That was the moment that we started to come together. At the first town hall style meeting people that live at the centers pleaded to stay in their home. During the Senate and House committee meetings that followed family members shared their concern for the safety of their loved ones being integrated into communities farther away from family, seperated from life long friends, and being removed from a safe place that they have known all of thier lives.
There have been many unsettling moments along the way. There was a moment it was revealed how the desicion was made to close the centers and no documentation could be provided that there was sufficient meetings and discussion. Proof was lacking about the 'factors' that were considered. The admission of The ARC that they are not sure what kind of training that their providers require was equally disturbing. There was also the admission that it isn't truely community inclusion that they are committed to, but would settle to move them to the other facilities (which are in danger of closing in the future) and private ICFs.

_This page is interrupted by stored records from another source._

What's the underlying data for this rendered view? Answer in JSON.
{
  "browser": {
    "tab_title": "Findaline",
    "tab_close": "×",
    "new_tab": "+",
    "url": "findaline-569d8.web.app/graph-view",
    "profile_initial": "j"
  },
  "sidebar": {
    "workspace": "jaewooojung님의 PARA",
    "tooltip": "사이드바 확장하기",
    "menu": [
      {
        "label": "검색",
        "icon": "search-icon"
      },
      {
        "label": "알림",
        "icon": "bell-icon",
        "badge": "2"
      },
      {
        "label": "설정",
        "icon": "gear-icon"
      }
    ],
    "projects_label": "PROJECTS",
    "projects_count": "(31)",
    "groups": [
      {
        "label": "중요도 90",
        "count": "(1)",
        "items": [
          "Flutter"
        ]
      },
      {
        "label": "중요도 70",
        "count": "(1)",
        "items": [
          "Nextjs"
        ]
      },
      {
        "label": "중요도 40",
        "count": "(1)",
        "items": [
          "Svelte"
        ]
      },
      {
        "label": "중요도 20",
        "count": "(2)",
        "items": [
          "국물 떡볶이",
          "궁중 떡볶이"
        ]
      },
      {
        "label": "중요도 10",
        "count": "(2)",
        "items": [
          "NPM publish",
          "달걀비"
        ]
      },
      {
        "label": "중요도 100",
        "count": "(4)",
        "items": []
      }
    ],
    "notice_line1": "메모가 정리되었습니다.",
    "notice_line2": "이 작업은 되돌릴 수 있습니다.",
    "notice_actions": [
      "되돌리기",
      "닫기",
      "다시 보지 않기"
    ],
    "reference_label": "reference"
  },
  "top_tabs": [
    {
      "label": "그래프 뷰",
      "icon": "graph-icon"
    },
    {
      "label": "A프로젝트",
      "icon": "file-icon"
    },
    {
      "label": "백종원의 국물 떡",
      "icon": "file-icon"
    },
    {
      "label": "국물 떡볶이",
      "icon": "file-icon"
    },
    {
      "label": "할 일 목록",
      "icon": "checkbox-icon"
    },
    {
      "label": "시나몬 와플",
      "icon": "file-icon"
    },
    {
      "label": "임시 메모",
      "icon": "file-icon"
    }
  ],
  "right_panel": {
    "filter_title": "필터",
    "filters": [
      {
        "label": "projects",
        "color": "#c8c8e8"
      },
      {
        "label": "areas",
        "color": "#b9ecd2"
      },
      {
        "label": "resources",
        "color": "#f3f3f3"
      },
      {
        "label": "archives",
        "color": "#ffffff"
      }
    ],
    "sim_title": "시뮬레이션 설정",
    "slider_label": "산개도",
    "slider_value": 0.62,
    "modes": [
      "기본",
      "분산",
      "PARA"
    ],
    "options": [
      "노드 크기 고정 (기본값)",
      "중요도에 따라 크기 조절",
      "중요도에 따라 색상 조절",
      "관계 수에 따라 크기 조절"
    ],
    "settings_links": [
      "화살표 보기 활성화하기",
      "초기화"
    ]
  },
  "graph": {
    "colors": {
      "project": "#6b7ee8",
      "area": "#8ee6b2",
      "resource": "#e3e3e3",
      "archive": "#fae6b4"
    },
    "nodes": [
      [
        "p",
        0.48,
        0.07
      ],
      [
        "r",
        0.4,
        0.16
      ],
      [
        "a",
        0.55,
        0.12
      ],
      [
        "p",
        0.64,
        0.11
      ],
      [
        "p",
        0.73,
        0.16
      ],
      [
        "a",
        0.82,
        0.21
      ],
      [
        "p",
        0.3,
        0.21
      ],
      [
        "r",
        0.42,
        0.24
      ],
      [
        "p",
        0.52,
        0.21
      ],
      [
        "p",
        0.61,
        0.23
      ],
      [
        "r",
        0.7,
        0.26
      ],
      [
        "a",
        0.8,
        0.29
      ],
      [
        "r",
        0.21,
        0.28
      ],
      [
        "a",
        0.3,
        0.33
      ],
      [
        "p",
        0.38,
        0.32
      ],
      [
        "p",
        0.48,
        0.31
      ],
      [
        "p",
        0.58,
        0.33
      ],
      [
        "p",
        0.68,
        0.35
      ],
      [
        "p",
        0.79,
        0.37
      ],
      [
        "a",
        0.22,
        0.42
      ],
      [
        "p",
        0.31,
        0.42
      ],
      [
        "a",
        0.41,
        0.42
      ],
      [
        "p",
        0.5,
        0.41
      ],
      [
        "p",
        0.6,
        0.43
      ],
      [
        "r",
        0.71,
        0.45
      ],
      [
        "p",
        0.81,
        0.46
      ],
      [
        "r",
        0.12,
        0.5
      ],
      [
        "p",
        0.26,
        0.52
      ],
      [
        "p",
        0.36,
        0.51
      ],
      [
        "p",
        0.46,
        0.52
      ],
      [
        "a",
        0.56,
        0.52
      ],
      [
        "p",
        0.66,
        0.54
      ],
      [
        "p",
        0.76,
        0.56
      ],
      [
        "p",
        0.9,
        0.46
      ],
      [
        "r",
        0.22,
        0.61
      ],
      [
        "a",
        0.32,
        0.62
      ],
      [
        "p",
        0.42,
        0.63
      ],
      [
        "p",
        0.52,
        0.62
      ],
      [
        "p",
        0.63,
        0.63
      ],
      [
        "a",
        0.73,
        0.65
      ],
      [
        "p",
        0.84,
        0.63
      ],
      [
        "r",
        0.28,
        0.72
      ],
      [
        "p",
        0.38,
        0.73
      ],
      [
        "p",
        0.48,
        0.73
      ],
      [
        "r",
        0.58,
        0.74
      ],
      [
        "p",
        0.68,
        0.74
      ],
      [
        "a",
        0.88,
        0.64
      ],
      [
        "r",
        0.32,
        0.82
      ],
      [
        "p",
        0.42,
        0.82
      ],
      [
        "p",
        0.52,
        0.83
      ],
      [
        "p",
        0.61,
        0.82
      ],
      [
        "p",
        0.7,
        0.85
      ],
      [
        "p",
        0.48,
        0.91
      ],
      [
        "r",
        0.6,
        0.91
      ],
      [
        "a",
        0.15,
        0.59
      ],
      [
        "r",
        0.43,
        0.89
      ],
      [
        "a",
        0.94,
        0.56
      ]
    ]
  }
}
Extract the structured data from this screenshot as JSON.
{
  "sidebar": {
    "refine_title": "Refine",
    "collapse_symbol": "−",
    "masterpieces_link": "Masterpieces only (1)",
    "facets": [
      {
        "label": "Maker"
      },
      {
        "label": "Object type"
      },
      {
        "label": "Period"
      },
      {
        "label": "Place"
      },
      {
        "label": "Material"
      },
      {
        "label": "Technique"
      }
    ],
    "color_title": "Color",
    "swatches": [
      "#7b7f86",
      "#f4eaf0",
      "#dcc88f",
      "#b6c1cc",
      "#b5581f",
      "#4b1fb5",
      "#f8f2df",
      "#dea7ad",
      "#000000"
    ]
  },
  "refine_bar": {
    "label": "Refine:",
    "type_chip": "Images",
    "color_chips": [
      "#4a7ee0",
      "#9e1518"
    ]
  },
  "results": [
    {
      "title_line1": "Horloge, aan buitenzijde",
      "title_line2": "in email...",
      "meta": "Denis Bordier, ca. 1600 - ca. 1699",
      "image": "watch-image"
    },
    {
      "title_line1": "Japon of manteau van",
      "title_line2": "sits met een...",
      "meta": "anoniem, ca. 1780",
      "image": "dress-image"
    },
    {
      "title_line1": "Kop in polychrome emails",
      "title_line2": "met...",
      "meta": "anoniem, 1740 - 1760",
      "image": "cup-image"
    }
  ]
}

Community inclusion advocates have been set against these facilities, homes with staff that care for people with disabilities just as they do in the community, because of an idea that the money that is saved will go to a waiting list of people in need of services (though there is no evidence that this will happen). The stories of places like Pennhurst have been used to paint these facilities poorly though the environment has completely changed and they represent a home like environment.
We, as a group of family, friends, community members, and staff, have come together to support the choice of people living in the centers to stay surrounded by friends and a community that has grown along with them for a lifetime. We believe that if we all work together we can find a solution that will save their home. We are here to do everything in our power to make sure these facilities remain an option to come home to.